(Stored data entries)
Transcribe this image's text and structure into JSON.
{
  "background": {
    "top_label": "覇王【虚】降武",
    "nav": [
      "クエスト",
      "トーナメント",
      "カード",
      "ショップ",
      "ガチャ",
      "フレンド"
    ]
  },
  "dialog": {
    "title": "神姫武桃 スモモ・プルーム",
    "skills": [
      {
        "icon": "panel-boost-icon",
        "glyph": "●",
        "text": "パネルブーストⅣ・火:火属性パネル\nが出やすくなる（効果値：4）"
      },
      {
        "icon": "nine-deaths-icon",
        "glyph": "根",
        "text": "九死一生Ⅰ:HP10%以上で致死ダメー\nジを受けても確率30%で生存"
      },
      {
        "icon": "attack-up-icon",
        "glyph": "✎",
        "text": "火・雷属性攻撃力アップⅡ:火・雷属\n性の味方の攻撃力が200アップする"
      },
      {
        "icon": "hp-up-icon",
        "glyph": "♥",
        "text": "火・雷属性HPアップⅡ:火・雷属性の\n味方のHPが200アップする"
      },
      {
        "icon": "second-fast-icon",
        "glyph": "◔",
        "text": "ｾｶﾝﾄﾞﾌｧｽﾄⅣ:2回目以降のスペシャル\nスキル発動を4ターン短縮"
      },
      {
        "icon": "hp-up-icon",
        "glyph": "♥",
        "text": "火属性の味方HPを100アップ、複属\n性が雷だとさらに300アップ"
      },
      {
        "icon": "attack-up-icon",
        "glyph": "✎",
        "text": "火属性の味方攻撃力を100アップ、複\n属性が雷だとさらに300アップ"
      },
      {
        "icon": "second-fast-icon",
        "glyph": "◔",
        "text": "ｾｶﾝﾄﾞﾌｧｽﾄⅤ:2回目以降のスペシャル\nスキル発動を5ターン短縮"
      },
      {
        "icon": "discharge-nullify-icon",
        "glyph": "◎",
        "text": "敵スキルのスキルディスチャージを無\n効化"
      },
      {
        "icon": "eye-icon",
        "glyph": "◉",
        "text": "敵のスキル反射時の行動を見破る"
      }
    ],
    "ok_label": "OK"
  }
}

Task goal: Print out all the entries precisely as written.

Result of the task:
Transcribe this image's text and structure into JSON.
{
  "background": {
    "top_label": "覇王【虚】降武",
    "nav": [
      "クエスト",
      "トーナメント",
      "カード",
      "ショップ",
      "ガチャ",
      "フレンド"
    ]
  },
  "dialog": {
    "title": "神姫武桃 スモモ・プルーム",
    "skills": [
      {
        "icon": "panel-boost-icon",
        "glyph": "●",
        "text": "パネルブーストⅣ・火:火属性パネル\nが出やすくなる（効果値：4）"
      },
      {
        "icon": "nine-deaths-icon",
        "glyph": "根",
        "text": "九死一生Ⅰ:HP10%以上で致死ダメー\nジを受けても確率30%で生存"
      },
      {
        "icon": "attack-up-icon",
        "glyph": "✎",
        "text": "火・雷属性攻撃力アップⅡ:火・雷属\n性の味方の攻撃力が200アップする"
      },
      {
        "icon": "hp-up-icon",
        "glyph": "♥",
        "text": "火・雷属性HPアップⅡ:火・雷属性の\n味方のHPが200アップする"
      },
      {
        "icon": "second-fast-icon",
        "glyph": "◔",
        "text": "ｾｶﾝﾄﾞﾌｧｽﾄⅣ:2回目以降のスペシャル\nスキル発動を4ターン短縮"
      },
      {
        "icon": "hp-up-icon",
        "glyph": "♥",
        "text": "火属性の味方HPを100アップ、複属\n性が雷だとさらに300アップ"
      },
      {
        "icon": "attack-up-icon",
        "glyph": "✎",
        "text": "火属性の味方攻撃力を100アップ、複\n属性が雷だとさらに300アップ"
      },
      {
        "icon": "second-fast-icon",
        "glyph": "◔",
        "text": "ｾｶﾝﾄﾞﾌｧｽﾄⅤ:2回目以降のスペシャル\nスキル発動を5ターン短縮"
      },
      {
        "icon": "discharge-nullify-icon",
        "glyph": "◎",
        "text": "敵スキルのスキルディスチャージを無\n効化"
      },
      {
        "icon": "eye-icon",
        "glyph": "◉",
        "text": "敵のスキル反射時の行動を見破る"
      }
    ],
    "ok_label": "OK"
  }
}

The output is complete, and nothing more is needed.